→ DIRECTIONS FOR THIS TASK: Your answer must be every line of the data that contains "Sound".

++++++++

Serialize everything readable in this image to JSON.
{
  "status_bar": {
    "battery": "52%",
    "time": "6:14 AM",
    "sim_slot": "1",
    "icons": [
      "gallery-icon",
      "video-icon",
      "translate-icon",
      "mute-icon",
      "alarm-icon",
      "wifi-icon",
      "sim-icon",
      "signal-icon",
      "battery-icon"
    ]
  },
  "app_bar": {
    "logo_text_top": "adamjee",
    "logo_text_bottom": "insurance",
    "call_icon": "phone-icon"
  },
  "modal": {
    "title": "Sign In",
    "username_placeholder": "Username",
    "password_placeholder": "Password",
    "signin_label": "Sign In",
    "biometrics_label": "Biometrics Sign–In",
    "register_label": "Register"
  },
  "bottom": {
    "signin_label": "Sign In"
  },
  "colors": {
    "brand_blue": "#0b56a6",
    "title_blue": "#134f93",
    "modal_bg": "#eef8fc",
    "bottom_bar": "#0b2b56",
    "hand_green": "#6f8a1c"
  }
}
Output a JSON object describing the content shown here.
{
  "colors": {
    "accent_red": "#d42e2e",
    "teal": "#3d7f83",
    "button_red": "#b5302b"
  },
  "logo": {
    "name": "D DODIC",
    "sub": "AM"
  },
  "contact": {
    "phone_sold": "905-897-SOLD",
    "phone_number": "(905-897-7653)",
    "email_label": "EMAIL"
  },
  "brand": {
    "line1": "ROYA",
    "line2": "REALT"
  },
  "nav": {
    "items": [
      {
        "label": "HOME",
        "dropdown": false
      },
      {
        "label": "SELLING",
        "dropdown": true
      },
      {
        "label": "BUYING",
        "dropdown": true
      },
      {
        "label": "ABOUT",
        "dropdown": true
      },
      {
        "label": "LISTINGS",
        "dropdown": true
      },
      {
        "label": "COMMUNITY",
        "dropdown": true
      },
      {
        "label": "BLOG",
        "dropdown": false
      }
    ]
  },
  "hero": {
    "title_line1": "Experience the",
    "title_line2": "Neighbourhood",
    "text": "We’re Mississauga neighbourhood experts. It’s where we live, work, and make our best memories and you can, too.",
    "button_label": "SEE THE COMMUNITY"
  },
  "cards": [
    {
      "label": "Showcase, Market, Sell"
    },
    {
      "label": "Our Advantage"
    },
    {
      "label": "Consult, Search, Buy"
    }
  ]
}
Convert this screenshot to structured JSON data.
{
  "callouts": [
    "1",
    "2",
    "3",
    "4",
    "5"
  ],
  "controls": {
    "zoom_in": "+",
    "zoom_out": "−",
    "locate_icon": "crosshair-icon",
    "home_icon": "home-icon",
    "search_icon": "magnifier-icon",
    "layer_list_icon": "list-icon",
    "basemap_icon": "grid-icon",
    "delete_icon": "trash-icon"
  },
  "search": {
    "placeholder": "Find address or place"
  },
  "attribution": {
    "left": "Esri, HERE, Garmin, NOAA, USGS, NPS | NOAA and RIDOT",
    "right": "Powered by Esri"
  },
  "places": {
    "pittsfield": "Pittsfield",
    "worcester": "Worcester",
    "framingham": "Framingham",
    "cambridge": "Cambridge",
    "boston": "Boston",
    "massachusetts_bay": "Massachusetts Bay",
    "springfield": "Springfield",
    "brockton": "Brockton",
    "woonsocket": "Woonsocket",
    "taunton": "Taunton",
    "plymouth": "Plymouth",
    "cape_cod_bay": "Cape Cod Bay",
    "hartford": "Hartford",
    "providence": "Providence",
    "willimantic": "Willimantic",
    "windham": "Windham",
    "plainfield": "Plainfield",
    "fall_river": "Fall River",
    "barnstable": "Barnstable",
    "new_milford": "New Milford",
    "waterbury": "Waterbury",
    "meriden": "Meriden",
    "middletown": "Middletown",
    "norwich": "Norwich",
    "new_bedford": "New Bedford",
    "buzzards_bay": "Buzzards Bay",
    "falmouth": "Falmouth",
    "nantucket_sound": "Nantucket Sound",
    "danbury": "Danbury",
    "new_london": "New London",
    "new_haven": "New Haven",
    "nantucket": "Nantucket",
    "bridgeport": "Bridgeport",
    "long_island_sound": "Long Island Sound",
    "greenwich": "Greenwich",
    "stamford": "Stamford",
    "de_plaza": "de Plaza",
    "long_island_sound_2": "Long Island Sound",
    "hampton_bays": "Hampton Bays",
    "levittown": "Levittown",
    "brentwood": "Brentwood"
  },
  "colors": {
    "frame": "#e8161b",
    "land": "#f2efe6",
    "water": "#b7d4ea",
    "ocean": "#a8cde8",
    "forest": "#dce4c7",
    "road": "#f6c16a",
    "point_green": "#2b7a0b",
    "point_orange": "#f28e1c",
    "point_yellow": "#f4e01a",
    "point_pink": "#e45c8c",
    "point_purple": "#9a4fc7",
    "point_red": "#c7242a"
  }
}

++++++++

→ EXERCISE RESPONSE:
    "nantucket_sound": "Nantucket Sound",
    "long_island_sound": "Long Island Sound",
    "long_island_sound_2": "Long Island Sound",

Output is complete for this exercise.